Palermo also unveils itself on your screens thanks to the contributions of the University of Palermo, which reveals its museum system with the “Virtual Tours” project, immersing the user in  the museums of Geology, Zoology, Palazzo Chiaramonte Steri, the Botanical Garden and other places of incredible value for the city.

You just have to choose the destination and start traveling comfortably from your sofa: if this opportunity allows you to discover the beauty of every corner of the world, dreaming of being outside of your home, it can also give you an inspiration for your next destination, imagining yourself already headed to the airport ready to take a plane to your next vacation!

Travel notes

ummer 2020 seems far away now, but why not travel with our mind and think about possible summer destinations, where we can spend the hot weeks of July and August in the open air, in peace and tranquillity?

If, as expected, most Italians will choose a destination in Italy, here is a solution close to our Palermo that will make everyone happy: the island of Ustica.

Contrarily to what one might think, getting to Ustica is not particularly complex: the port of Palermo, from where both the hydrofoil and the ferry to the island leave, is only 1.8 km from Piazza Politeama, one of the main landmarks for anyone who reaches Palermo from the Falcone e Borsellino Airport.

Once arrived, Ustica fascinates its visitors with the genuine character of the town center and its inhabitants, not to mention the 12 km diameter full with unspoiled nature, coves, nature reserves and cobalt blue caves. Using the term “charm” when talking about Ustica is almost a must, considering that the ancients believed that this remote island in the Mediterranean sea was the home of Circe, sourceress and enchantress of Homeric origin.

What strikes right away is the possibility to plan the vacation without focusing it solely and exclusively on the sea, thanks to many other different kinds of interesting activities: the island, in fact, offers several nature trails dedicated to expert and non-expert hikers, archaeological sites that go back to the Bronze Age and watchtowers from the Bourbon era from where it is possible to enjoy breathtaking views on the intense blue sea that characterizes the island.

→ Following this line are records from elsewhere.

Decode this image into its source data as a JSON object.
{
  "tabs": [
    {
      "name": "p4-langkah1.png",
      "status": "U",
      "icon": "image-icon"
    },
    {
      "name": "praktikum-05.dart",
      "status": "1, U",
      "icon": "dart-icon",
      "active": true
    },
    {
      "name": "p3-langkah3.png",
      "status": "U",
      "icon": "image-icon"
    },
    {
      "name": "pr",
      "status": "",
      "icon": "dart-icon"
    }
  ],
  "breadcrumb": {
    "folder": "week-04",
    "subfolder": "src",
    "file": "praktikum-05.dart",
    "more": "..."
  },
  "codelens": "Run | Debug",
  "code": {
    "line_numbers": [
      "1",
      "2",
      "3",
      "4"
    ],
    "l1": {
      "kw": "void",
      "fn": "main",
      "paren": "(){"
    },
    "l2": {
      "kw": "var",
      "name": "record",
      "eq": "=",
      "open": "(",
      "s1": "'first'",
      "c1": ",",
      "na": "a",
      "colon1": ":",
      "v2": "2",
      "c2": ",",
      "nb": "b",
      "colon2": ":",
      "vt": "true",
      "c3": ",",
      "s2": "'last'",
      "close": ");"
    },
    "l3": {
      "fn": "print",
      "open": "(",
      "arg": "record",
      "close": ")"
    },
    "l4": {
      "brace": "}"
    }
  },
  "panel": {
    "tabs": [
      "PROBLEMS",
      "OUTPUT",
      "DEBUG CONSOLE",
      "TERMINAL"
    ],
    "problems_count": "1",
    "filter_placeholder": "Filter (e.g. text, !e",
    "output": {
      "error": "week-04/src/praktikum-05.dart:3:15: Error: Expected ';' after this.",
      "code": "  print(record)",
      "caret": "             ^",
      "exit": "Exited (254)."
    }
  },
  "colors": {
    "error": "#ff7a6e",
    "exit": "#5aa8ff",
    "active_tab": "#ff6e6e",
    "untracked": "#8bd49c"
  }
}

Speaking of sea, to enjoy at best the marine beauties of Ustica you must spend at least one day relaxing on a boat trip while navigating around the island or between the many caves that the coast offers. But also from the city center itself it is possible to easily reach parts of the coast suitable for every need, from pebble beaches perfect for children to the most impervious rocks great for diving and snorkeling (not surprisingly Ustica is considered a real paradise among those who love immersions).

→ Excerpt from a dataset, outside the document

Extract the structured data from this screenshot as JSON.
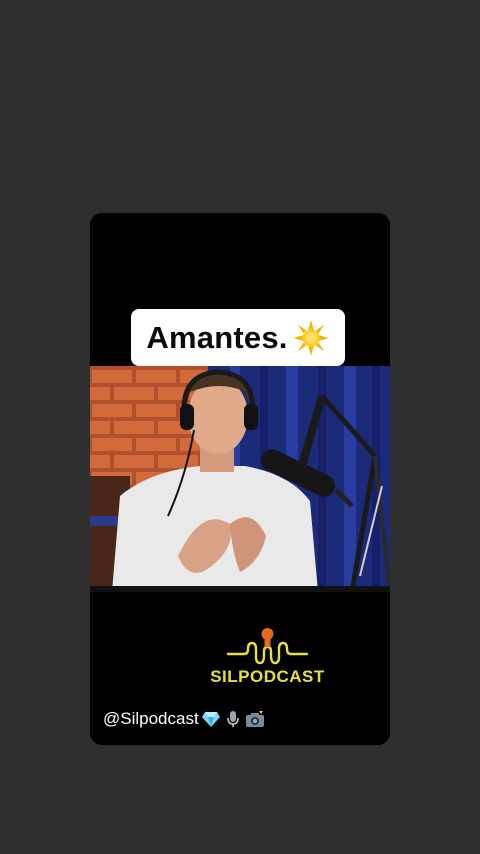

This overview of Circe‘s Island can only end with a nod to the culinary delicacies of the place such as fish and vegetables, particularly tasty thanks to the soil of lavic origin. Among them, an excellence that has become a Slow-Food-must stands out: the lentil, small, dark and tasty, always present on Ustica‘s tables in summer and winter.

Given the particularly favorable climate, Ustica offers the maximum of its beauty between June and September, why not start planning a trip to discover this Black Pearl of the Mediterranean?